A Great Polish Conductor
In 1960 my father was so excited. Was it the Senators moving to Minnesota? (Yes, that was exciting.) There was perhaps even a greater gem―Stanislaw Skrowaczewski, a great Polish conductor had fled from behind the iron Curtain to come lead the Minnesota Orchestra. The iron curtain seemed like a prison. How did he escape? What would happen to him? Why did he leave?
Skrowaczewski and the Romantics were meant for each other. He had a vision, an intensity, and a drive that brought out the pain, joy, strife and passion in the music. I was too young to ponder why or how he could transform the music. (Or even know it was transformed). I only knew that for a few moments a magnificent artist led a group of talented musicians to bring out the unique sounds that touched our souls.
My father developed a special attachment to the Orchestra. He was an accountant for many of the musicians and did their tax returns. I remembered how much fun it was for me to assist him and figure out how to depreciate a timpani, bassoon, or viola.
Skrowaczewski conducted the Orchestra until 1974. It’s hard for Midwest culture to be recognized on the East Coast or in Europe or in other cultural capitals but with Skrowaczewski at the helm the Orchestra was acknowledged as superb.
Skrowaczewski Returns to the Podium
On October 15, 2016, accompanied by my wife Naomi, my niece Susan (one of my father’s ten grandchildren, his greatest blessing) and my cousin Peggy, I attended Skrowaczewski’s return to conduct the Orchestra at age 93. When we arrived at Orchestra Hall I could remember the anticipation and wonder I felt as a child. Seeing the Orchestra on stage with musicians busily preparing. And then Skrowaczewski appeared.
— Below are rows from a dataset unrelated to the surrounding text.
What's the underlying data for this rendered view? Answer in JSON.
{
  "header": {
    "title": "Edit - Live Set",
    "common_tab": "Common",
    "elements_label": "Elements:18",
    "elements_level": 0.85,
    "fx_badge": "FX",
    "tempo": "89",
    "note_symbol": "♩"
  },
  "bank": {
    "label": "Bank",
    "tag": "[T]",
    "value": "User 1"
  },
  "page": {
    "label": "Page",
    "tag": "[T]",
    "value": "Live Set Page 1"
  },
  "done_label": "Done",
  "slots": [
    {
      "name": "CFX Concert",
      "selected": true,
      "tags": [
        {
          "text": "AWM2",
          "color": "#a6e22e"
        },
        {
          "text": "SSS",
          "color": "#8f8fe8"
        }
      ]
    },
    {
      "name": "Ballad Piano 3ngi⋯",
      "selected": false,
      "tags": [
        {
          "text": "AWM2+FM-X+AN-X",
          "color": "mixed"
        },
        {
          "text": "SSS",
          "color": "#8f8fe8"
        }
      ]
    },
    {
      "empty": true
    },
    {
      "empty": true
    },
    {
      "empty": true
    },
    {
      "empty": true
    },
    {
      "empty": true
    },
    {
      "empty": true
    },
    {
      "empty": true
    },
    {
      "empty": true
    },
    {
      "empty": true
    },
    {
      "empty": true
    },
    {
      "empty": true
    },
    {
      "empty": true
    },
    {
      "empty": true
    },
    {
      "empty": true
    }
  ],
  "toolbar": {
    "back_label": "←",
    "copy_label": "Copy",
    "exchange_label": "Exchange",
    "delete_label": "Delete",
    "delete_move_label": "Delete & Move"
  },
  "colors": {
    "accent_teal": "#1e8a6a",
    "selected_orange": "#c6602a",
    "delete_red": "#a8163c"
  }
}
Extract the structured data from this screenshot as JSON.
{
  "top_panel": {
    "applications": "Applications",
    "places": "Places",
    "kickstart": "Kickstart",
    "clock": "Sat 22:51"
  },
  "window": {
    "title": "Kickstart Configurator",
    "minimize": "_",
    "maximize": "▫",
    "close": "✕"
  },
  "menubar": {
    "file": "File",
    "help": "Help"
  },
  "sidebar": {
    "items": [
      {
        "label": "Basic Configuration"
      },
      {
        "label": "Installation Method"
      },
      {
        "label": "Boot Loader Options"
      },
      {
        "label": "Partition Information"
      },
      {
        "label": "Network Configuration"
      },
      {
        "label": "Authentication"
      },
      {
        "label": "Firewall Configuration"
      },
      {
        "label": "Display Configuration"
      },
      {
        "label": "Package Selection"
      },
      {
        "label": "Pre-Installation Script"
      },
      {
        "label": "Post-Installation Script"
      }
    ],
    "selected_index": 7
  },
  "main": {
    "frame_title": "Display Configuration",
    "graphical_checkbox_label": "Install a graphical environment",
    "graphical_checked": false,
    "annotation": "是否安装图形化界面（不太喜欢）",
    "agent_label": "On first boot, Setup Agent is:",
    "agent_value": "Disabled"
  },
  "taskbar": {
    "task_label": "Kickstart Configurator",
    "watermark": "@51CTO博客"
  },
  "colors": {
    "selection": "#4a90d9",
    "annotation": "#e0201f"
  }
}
It was remarkable. Short, somewhat hunched over, but energetic. He conducted Bruckner’s Eighth Symphony flawlessly. It was over 80 minutes with no intermission. And he conducted without a score―when the music is engraved in your heart you do not need the script.
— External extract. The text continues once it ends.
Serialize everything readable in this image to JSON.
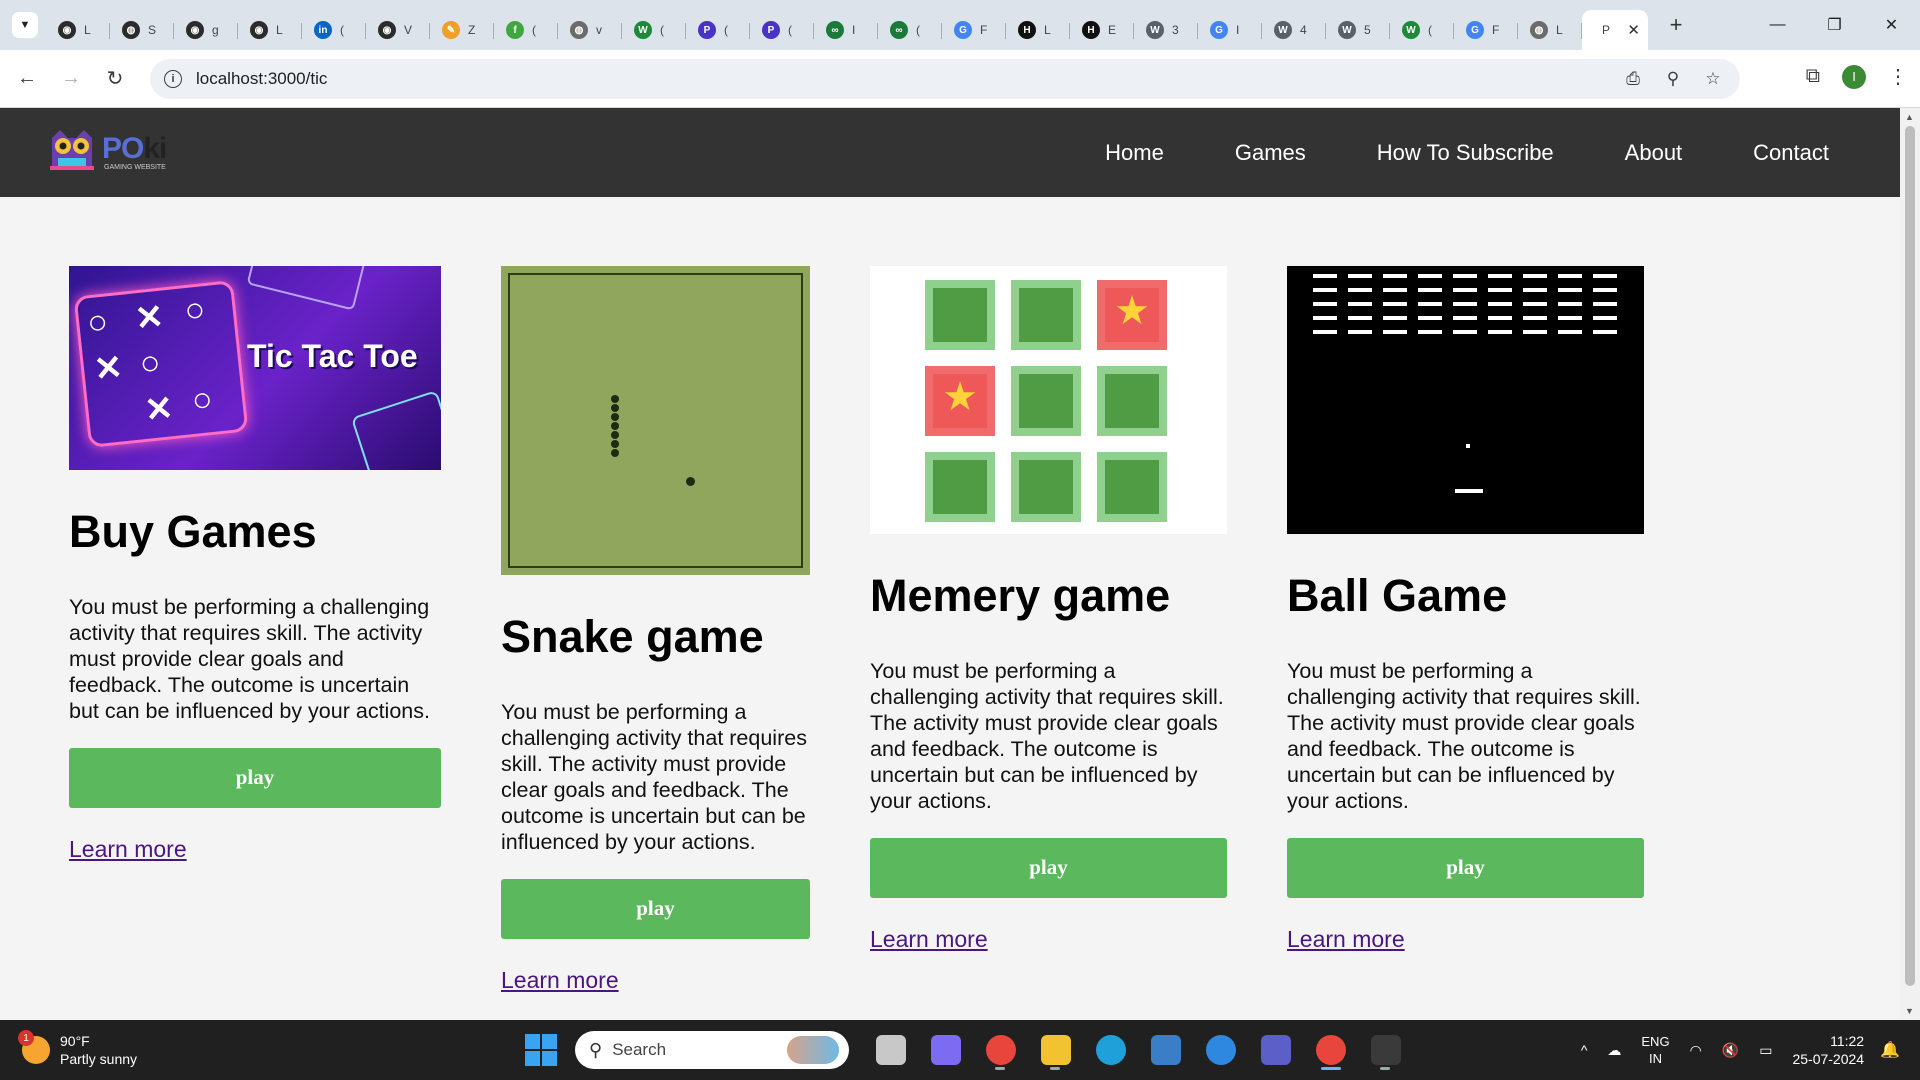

And I remembered the blessings of the music. I remembered the wonder of an orchestra creating something much greater than any individual artist. I remembered how the music can create a beauty that no words or images can ever describe.
And I remembered how being with my parents and sister taught me how to listen and how to open myself to be touched by and moved by the music.
And I was grateful for that blessing.
Skrowaczewski stood for three curtain calls. He stopped because it was tiring the Orchestra. While he was standing I recalled the Psalmist:
Even in old age they shall bring forth fruit
They will be filled with vigor and strength
To declare the Lord is upright
In whom there is no unrighteousness
David Balto is a public interest attorney and a hospital chaplain in Washington DC; he previously served as policy director of the Federal Trade Commission. His wife is the President of her Jewish Community Choir Kolot Halev (Voices of the Heart). He is a graduate of St. Louis Park High School and the University of Minnesota.